Two Snapchat posts by the reality TV star Marnie Simpson have fallen foul of the UK’s advertising rules.
The Geordie Shore and Celebrity Big Brother cast member uploaded images of products from two firms that she has business relationships with, without identifying them as adverts.
This was judged to be a breach of the rules against “hidden” advertising on social media.
It is the first case of its kind to have involved Snapchat.
The Advertising Standards Authority (ASA) normally deals with such matters by ordering offending posts to be deleted or amended.
But since Snapchat Story posts automatically self-delete 24 hours after being added, Ms Simpson has not been ordered to take any action.
The two companies involved, however, have agreed to ensure the hashtag #ad appears alongside adverts they produce in the future.
Ms Simpson could not be reached for comment.
The 25-year-old has been a “brand ambassador” for tooth polish-maker Diamond Whites for nearly two years, while her management agency, Unleashed PR, began selling a range of coloured cosmetic contact lenses marketed as being “iSpyEyes by Marnie Simpson” earlier this year.
On 20 June, Ms Simpson uploaded two images.
The first showed her posing with a Diamond Whites case with the text “50% of [sic] everything” superimposed, and a link to the company’s site.
The second featured the celebrity wearing a grey lens on one of her eyes, with the words “mrs grey coming soon” placed alongside her.
In both cases an unidentified individual contacted the ASA to complain the images had not been identified as ads.
Diamond Whites tried to defend the promotion featuring its product on the grounds that Ms Simpson’s followers would already be aware of her commercial relationship with the firm. But the watchdog did not accept that this would be known by everyone who saw the image.
Unleashed PR suggested that in its case the wording featured was so vague that consumers would not know what product was being advertised or where to buy it. But the ASA said its code still required marketing promotions to be flagged as such.
“These might be our first Snapchat rulings, but the principle behind them is as old as the hills – ads, wherever they appear, must be obviously identifiable as ads,” the authority’s chief executive Guy Parker told the BBC.
“It’s just not fair to expect people to play the detective, to work out the status of a tweet, post or story.”
The ASA does not have the power to impose fines itself, but can refer repeat offenders – whether they are brands or the celebrities endorsing them – to Trading Standards to take further action.

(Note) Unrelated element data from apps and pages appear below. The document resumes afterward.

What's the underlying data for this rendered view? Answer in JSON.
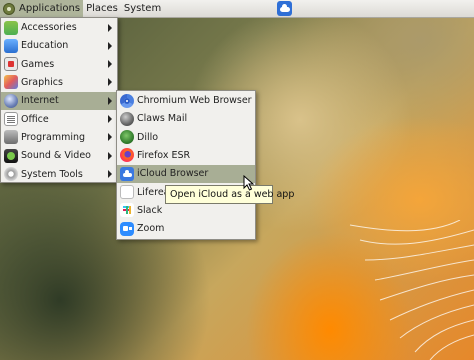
{
  "panel": {
    "applications_label": "Applications",
    "places_label": "Places",
    "system_label": "System",
    "launcher_icon": "icloud-icon"
  },
  "applications_menu": {
    "items": [
      {
        "label": "Accessories",
        "icon": "accessories-icon",
        "submenu": true
      },
      {
        "label": "Education",
        "icon": "education-icon",
        "submenu": true
      },
      {
        "label": "Games",
        "icon": "games-icon",
        "submenu": true
      },
      {
        "label": "Graphics",
        "icon": "graphics-icon",
        "submenu": true
      },
      {
        "label": "Internet",
        "icon": "internet-icon",
        "submenu": true,
        "highlighted": true
      },
      {
        "label": "Office",
        "icon": "office-icon",
        "submenu": true
      },
      {
        "label": "Programming",
        "icon": "programming-icon",
        "submenu": true
      },
      {
        "label": "Sound & Video",
        "icon": "sound-video-icon",
        "submenu": true
      },
      {
        "label": "System Tools",
        "icon": "system-tools-icon",
        "submenu": true
      }
    ]
  },
  "internet_submenu": {
    "items": [
      {
        "label": "Chromium Web Browser",
        "icon": "chromium-icon"
      },
      {
        "label": "Claws Mail",
        "icon": "claws-mail-icon"
      },
      {
        "label": "Dillo",
        "icon": "dillo-icon"
      },
      {
        "label": "Firefox ESR",
        "icon": "firefox-icon"
      },
      {
        "label": "iCloud Browser",
        "icon": "icloud-icon",
        "highlighted": true
      },
      {
        "label": "Liferea",
        "icon": "liferea-icon"
      },
      {
        "label": "Slack",
        "icon": "slack-icon"
      },
      {
        "label": "Zoom",
        "icon": "zoom-icon"
      }
    ]
  },
  "tooltip": {
    "text": "Open iCloud as a web app"
  },
  "colors": {
    "highlight": "#a8ae95",
    "menu_bg": "#f1f0ed",
    "tooltip_bg": "#ffffd9"
  }
}
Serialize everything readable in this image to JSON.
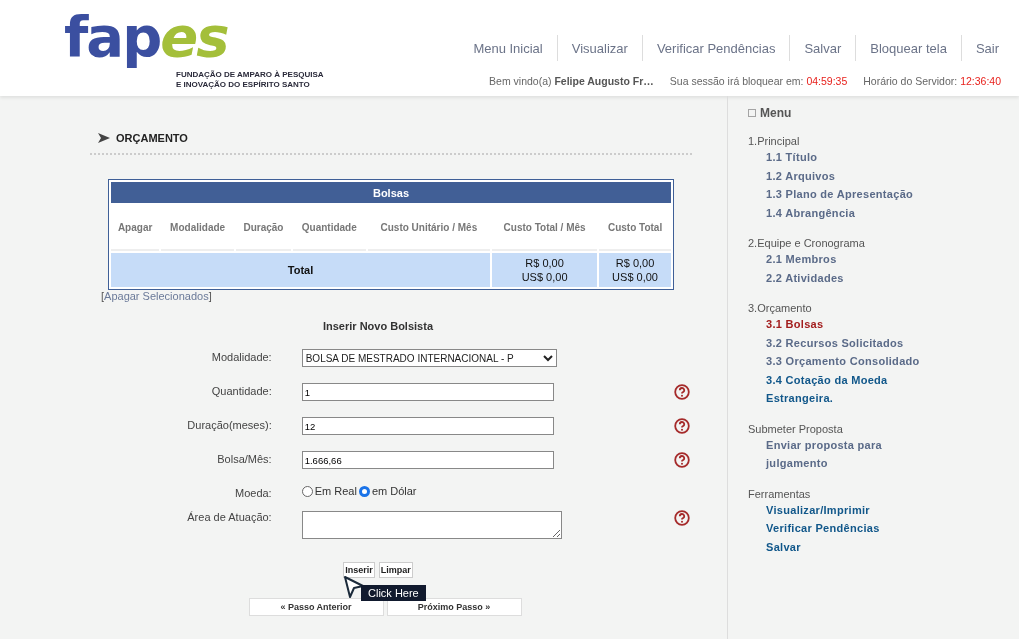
{
  "logo": {
    "mark_part_1": "fap",
    "mark_part_2": "es",
    "tagline_1": "FUNDAÇÃO DE AMPARO À PESQUISA",
    "tagline_2": "E INOVAÇÃO DO ESPÍRITO SANTO"
  },
  "top_nav": [
    "Menu Inicial",
    "Visualizar",
    "Verificar Pendências",
    "Salvar",
    "Bloquear tela",
    "Sair"
  ],
  "status": {
    "welcome_label": "Bem vindo(a)",
    "user": "Felipe Augusto Fr…",
    "session_label": "Sua sessão irá bloquear em:",
    "session_time": "04:59:35",
    "server_label": "Horário do Servidor:",
    "server_time": "12:36:40"
  },
  "section_title": "ORÇAMENTO",
  "table": {
    "title": "Bolsas",
    "columns": [
      "Apagar",
      "Modalidade",
      "Duração",
      "Quantidade",
      "Custo Unitário / Mês",
      "Custo Total / Mês",
      "Custo Total"
    ],
    "total_row": {
      "label": "Total",
      "monthly": [
        "R$ 0,00",
        "US$ 0,00"
      ],
      "total": [
        "R$ 0,00",
        "US$ 0,00"
      ]
    }
  },
  "delete_link": {
    "open": "[",
    "label": "Apagar Selecionados",
    "close": "]"
  },
  "form": {
    "title": "Inserir Novo Bolsista",
    "fields": [
      {
        "kind": "select",
        "label": "Modalidade:",
        "value": "BOLSA DE MESTRADO INTERNACIONAL - P",
        "help": false
      },
      {
        "kind": "text",
        "label": "Quantidade:",
        "value": "1",
        "help": true
      },
      {
        "kind": "text",
        "label": "Duração(meses):",
        "value": "12",
        "help": true
      },
      {
        "kind": "text",
        "label": "Bolsa/Mês:",
        "value": "1.666,66",
        "help": true
      },
      {
        "kind": "radio",
        "label": "Moeda:",
        "options": [
          {
            "label": "Em Real",
            "selected": false
          },
          {
            "label": "em Dólar",
            "selected": true
          }
        ],
        "help": false
      },
      {
        "kind": "textarea",
        "label": "Área de Atuação:",
        "help": true
      }
    ],
    "buttons": [
      "Inserir",
      "Limpar"
    ],
    "tooltip": "Click Here"
  },
  "pager": [
    "« Passo Anterior",
    "Próximo Passo »"
  ],
  "sidebar": {
    "title": "Menu",
    "groups": [
      {
        "heading": "1.Principal",
        "items": [
          {
            "label": "1.1 Título",
            "selected": false,
            "color": "#5a6a88"
          },
          {
            "label": "1.2 Arquivos",
            "selected": false,
            "color": "#5a6a88"
          },
          {
            "label": "1.3 Plano de Apresentação",
            "selected": false,
            "color": "#5a6a88"
          },
          {
            "label": "1.4 Abrangência",
            "selected": false,
            "color": "#5a6a88"
          }
        ]
      },
      {
        "heading": "2.Equipe e Cronograma",
        "items": [
          {
            "label": "2.1 Membros",
            "selected": false,
            "color": "#5a6a88"
          },
          {
            "label": "2.2 Atividades",
            "selected": false,
            "color": "#5a6a88"
          }
        ]
      },
      {
        "heading": "3.Orçamento",
        "items": [
          {
            "label": "3.1 Bolsas",
            "selected": true
          },
          {
            "label": "3.2 Recursos Solicitados",
            "selected": false,
            "color": "#5a6a88"
          },
          {
            "label": "3.3 Orçamento Consolidado",
            "selected": false,
            "color": "#5a6a88"
          },
          {
            "label": "3.4 Cotação da Moeda Estrangeira.",
            "selected": false,
            "color": "#11578a"
          }
        ]
      },
      {
        "heading": "Submeter Proposta",
        "items": [
          {
            "label": "Enviar proposta para julgamento",
            "selected": false,
            "color": "#5a6a88"
          }
        ]
      },
      {
        "heading": "Ferramentas",
        "items": [
          {
            "label": "Visualizar/Imprimir",
            "selected": false,
            "color": "#11578a"
          },
          {
            "label": "Verificar Pendências",
            "selected": false,
            "color": "#11578a"
          },
          {
            "label": "Salvar",
            "selected": false,
            "color": "#11578a"
          }
        ]
      }
    ]
  }
}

However, it hopes that the negative publicity that arises from its interventions acts as deterrent enough.
Even so, the ASA acknowledged earlier this month that an increasing amount of its time was being taken up policing “influencer marketing”. And it urged marketers to put monitoring systems in place so that they themselves could spot and fix instances where celebrities had failed to use the #ad label.